Ann L. Davis of the Virginia Division of Forensic Science and the Virginia Institute of Forensic Science and Medicine, explains.

Most modern handguns and rifles are manufactured based on blueprints that specify their configurations. One of these specifications is a characteristic known as rifling, which refers to the spiral lands and grooves placed into the firearm's barrel to impart a spin on the bullet for accuracy. The number of lands and grooves and the direction in which they twist, either right or left, can be determined by observing the rifling engravings in the barrel. The image at right (top) shows the rifling in a barrel having eight lands and grooves inclined to the left, as seen from the muzzle-end of a firearm. The lands and grooves appear as raised and lowered areas, respectively, in the barrel. These rifling characteristics are then imparted onto a projectile as it spins down the barrel, leaving land and groove impressions on the fired bullet (bottom).

Manufacturers use various cutting, swaging and electrolytic processes to introduce rifling into a barrel, and these processes, as well as others used in the finishing of a firearm, make each barrel unique. A barrel will produce individual markings in addition to a bullet's land and groove impressions as the bullet passes through, and it is these unique markings that an examiner evaluates to determine whether a given bullet was fired from a particular firearm.

The rifling characteristics alone can reveal what brand and/or model of firearm could have fired a specific projectile. To figure out if a bullet could have originated from a specific firearm, however, a forensic firearm and toolmark examiner uses an instrument called a comparison microscope to compare a questioned bullet (one recovered from a crime scene, for example) to bullets test fired from a suspect firearm. Examiners generally test fire into a water recovery tank to obtain comparison bullets for evaluation under the microscope.

A comparison microscope comprises two compound microscopes joined by an optical bridge and one set of eyepieces, or oculars. The configuration is such that the examiner can evaluate items on each of the microscope stages at the same time. A dividing line separates the two items in the field of view, and allows the examiner to vary how much of each item is observed simultaneously.

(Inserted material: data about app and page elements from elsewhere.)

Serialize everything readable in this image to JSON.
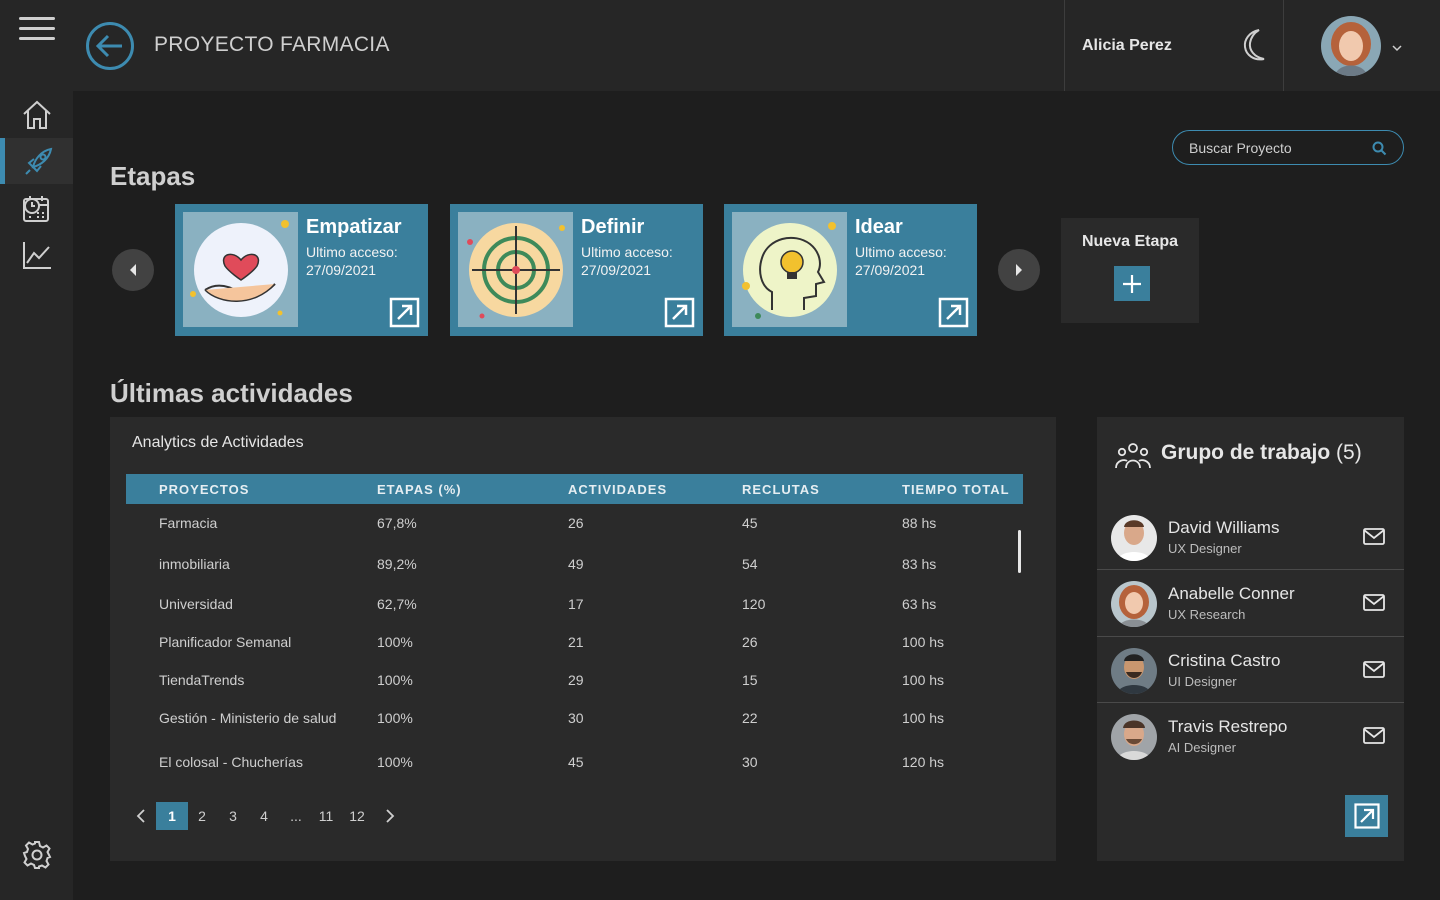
{
  "header": {
    "title": "PROYECTO FARMACIA",
    "user_name": "Alicia Perez"
  },
  "search": {
    "placeholder": "Buscar Proyecto"
  },
  "stages_section": {
    "title": "Etapas",
    "cards": [
      {
        "name": "Empatizar",
        "access_label": "Ultimo acceso:",
        "access_date": "27/09/2021"
      },
      {
        "name": "Definir",
        "access_label": "Ultimo acceso:",
        "access_date": "27/09/2021"
      },
      {
        "name": "Idear",
        "access_label": "Ultimo acceso:",
        "access_date": "27/09/2021"
      }
    ],
    "new_stage_label": "Nueva Etapa"
  },
  "activities_section": {
    "title": "Últimas actividades",
    "panel_title": "Analytics de Actividades",
    "columns": [
      "PROYECTOS",
      "ETAPAS (%)",
      "ACTIVIDADES",
      "RECLUTAS",
      "TIEMPO TOTAL"
    ],
    "rows": [
      [
        "Farmacia",
        "67,8%",
        "26",
        "45",
        "88 hs"
      ],
      [
        "inmobiliaria",
        "89,2%",
        "49",
        "54",
        "83 hs"
      ],
      [
        "Universidad",
        "62,7%",
        "17",
        "120",
        "63 hs"
      ],
      [
        "Planificador Semanal",
        "100%",
        "21",
        "26",
        "100 hs"
      ],
      [
        "TiendaTrends",
        "100%",
        "29",
        "15",
        "100 hs"
      ],
      [
        "Gestión - Ministerio de salud",
        "100%",
        "30",
        "22",
        "100 hs"
      ],
      [
        "El colosal - Chucherías",
        "100%",
        "45",
        "30",
        "120 hs"
      ]
    ],
    "pagination": [
      "1",
      "2",
      "3",
      "4",
      "...",
      "11",
      "12"
    ],
    "current_page": "1"
  },
  "team": {
    "title": "Grupo de trabajo",
    "count": "(5)",
    "members": [
      {
        "name": "David Williams",
        "role": "UX Designer"
      },
      {
        "name": "Anabelle Conner",
        "role": "UX Research"
      },
      {
        "name": "Cristina Castro",
        "role": "UI Designer"
      },
      {
        "name": "Travis Restrepo",
        "role": "AI Designer"
      }
    ]
  },
  "colors": {
    "accent": "#3a7f9c",
    "background": "#1e1e1e",
    "panel": "#2a2a2a",
    "sidebar": "#262626"
  },
  "icons": {
    "sidebar": [
      "menu-icon",
      "home-icon",
      "rocket-icon",
      "calendar-icon",
      "chart-icon",
      "settings-icon"
    ],
    "header": [
      "back-arrow-icon",
      "moon-icon",
      "chevron-down-icon"
    ],
    "misc": [
      "search-icon",
      "external-link-icon",
      "plus-icon",
      "team-icon",
      "mail-icon"
    ]
  }
}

After evaluation of the test-fired bullets against one another for the presence of repetitive individual microscopic markings, the questioned bullet is mounted on the left stage and one of the test-fired bullets is placed on the right stage. The examiner then assesses the questioned bullet for the same repetitive marks that are present on the test projectiles. If sufficient correspondence is found between the questioned bullet and the test bullets, with no unexplainable differences, the examiner can conclude that the questioned bullet was fired from the suspect firearm. The image above demonstrates corresponding microscopic markings consistent with two bullets having been fired from the same firearm.